====== GIVEN DATA ======
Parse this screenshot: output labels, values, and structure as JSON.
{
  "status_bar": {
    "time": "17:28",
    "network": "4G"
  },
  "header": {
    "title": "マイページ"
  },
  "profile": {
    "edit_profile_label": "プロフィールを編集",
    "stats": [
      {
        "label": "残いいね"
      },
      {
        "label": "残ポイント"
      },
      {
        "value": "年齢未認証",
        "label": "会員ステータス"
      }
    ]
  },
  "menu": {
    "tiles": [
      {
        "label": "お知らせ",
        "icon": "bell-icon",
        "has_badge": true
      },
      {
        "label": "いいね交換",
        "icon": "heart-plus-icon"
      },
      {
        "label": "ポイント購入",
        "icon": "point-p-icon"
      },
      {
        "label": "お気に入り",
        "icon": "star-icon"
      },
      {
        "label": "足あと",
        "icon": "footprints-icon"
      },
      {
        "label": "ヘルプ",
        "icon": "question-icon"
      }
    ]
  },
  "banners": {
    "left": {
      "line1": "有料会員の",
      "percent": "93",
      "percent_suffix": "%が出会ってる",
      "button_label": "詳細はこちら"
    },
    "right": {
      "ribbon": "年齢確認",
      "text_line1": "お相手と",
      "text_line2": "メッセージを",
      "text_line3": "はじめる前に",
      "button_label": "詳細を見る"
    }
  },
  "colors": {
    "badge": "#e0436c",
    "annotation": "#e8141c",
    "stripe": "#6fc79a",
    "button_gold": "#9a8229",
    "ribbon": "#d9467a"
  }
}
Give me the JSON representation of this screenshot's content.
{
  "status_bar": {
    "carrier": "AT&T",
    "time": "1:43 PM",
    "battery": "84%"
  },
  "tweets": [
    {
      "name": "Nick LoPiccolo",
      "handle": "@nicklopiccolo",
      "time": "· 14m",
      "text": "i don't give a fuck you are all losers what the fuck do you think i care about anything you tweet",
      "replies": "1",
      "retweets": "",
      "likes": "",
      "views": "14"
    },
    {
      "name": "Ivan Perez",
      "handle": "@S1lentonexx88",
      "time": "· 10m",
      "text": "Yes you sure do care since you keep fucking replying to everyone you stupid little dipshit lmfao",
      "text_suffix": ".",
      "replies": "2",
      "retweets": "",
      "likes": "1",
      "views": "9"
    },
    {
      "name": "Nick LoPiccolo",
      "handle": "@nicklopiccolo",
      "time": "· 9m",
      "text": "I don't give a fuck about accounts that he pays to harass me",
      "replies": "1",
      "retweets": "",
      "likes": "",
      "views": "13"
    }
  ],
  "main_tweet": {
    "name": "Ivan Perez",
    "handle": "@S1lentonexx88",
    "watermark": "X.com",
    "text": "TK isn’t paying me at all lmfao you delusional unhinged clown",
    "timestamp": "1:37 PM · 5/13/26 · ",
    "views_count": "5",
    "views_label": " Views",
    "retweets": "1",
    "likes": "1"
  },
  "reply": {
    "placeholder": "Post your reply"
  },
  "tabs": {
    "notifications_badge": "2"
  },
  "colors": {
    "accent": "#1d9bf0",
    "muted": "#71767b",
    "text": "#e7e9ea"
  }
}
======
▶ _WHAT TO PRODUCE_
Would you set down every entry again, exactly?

▶ _ANSWER SPACE_
Parse this screenshot: output labels, values, and structure as JSON.
{
  "status_bar": {
    "time": "17:28",
    "network": "4G"
  },
  "header": {
    "title": "マイページ"
  },
  "profile": {
    "edit_profile_label": "プロフィールを編集",
    "stats": [
      {
        "label": "残いいね"
      },
      {
        "label": "残ポイント"
      },
      {
        "value": "年齢未認証",
        "label": "会員ステータス"
      }
    ]
  },
  "menu": {
    "tiles": [
      {
        "label": "お知らせ",
        "icon": "bell-icon",
        "has_badge": true
      },
      {
        "label": "いいね交換",
        "icon": "heart-plus-icon"
      },
      {
        "label": "ポイント購入",
        "icon": "point-p-icon"
      },
      {
        "label": "お気に入り",
        "icon": "star-icon"
      },
      {
        "label": "足あと",
        "icon": "footprints-icon"
      },
      {
        "label": "ヘルプ",
        "icon": "question-icon"
      }
    ]
  },
  "banners": {
    "left": {
      "line1": "有料会員の",
      "percent": "93",
      "percent_suffix": "%が出会ってる",
      "button_label": "詳細はこちら"
    },
    "right": {
      "ribbon": "年齢確認",
      "text_line1": "お相手と",
      "text_line2": "メッセージを",
      "text_line3": "はじめる前に",
      "button_label": "詳細を見る"
    }
  },
  "colors": {
    "badge": "#e0436c",
    "annotation": "#e8141c",
    "stripe": "#6fc79a",
    "button_gold": "#9a8229",
    "ribbon": "#d9467a"
  }
}
Give me the JSON representation of this screenshot's content.
{
  "status_bar": {
    "carrier": "AT&T",
    "time": "1:43 PM",
    "battery": "84%"
  },
  "tweets": [
    {
      "name": "Nick LoPiccolo",
      "handle": "@nicklopiccolo",
      "time": "· 14m",
      "text": "i don't give a fuck you are all losers what the fuck do you think i care about anything you tweet",
      "replies": "1",
      "retweets": "",
      "likes": "",
      "views": "14"
    },
    {
      "name": "Ivan Perez",
      "handle": "@S1lentonexx88",
      "time": "· 10m",
      "text": "Yes you sure do care since you keep fucking replying to everyone you stupid little dipshit lmfao",
      "text_suffix": ".",
      "replies": "2",
      "retweets": "",
      "likes": "1",
      "views": "9"
    },
    {
      "name": "Nick LoPiccolo",
      "handle": "@nicklopiccolo",
      "time": "· 9m",
      "text": "I don't give a fuck about accounts that he pays to harass me",
      "replies": "1",
      "retweets": "",
      "likes": "",
      "views": "13"
    }
  ],
  "main_tweet": {
    "name": "Ivan Perez",
    "handle": "@S1lentonexx88",
    "watermark": "X.com",
    "text": "TK isn’t paying me at all lmfao you delusional unhinged clown",
    "timestamp": "1:37 PM · 5/13/26 · ",
    "views_count": "5",
    "views_label": " Views",
    "retweets": "1",
    "likes": "1"
  },
  "reply": {
    "placeholder": "Post your reply"
  },
  "tabs": {
    "notifications_badge": "2"
  },
  "colors": {
    "accent": "#1d9bf0",
    "muted": "#71767b",
    "text": "#e7e9ea"
  }
}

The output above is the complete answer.